EXERCISE |
The whole listing is to be retyped exactly as it appears.
(MATERIAL FOR THIS EXERCISE begins)
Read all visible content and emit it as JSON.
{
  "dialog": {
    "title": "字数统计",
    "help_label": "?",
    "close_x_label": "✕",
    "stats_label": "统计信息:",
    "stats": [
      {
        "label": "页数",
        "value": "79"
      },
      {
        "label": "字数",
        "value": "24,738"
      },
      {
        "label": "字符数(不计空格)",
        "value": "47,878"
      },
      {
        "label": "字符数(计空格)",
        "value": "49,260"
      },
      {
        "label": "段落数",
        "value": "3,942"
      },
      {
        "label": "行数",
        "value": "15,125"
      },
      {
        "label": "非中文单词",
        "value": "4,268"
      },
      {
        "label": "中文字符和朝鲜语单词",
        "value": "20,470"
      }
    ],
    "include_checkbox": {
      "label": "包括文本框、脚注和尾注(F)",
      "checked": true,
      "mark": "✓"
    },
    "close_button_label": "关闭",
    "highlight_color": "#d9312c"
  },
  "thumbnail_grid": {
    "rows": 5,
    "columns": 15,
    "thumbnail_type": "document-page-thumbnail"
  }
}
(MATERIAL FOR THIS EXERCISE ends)
ANSWER FOR THE TASK |
Read all visible content and emit it as JSON.
{
  "dialog": {
    "title": "字数统计",
    "help_label": "?",
    "close_x_label": "✕",
    "stats_label": "统计信息:",
    "stats": [
      {
        "label": "页数",
        "value": "79"
      },
      {
        "label": "字数",
        "value": "24,738"
      },
      {
        "label": "字符数(不计空格)",
        "value": "47,878"
      },
      {
        "label": "字符数(计空格)",
        "value": "49,260"
      },
      {
        "label": "段落数",
        "value": "3,942"
      },
      {
        "label": "行数",
        "value": "15,125"
      },
      {
        "label": "非中文单词",
        "value": "4,268"
      },
      {
        "label": "中文字符和朝鲜语单词",
        "value": "20,470"
      }
    ],
    "include_checkbox": {
      "label": "包括文本框、脚注和尾注(F)",
      "checked": true,
      "mark": "✓"
    },
    "close_button_label": "关闭",
    "highlight_color": "#d9312c"
  },
  "thumbnail_grid": {
    "rows": 5,
    "columns": 15,
    "thumbnail_type": "document-page-thumbnail"
  }
}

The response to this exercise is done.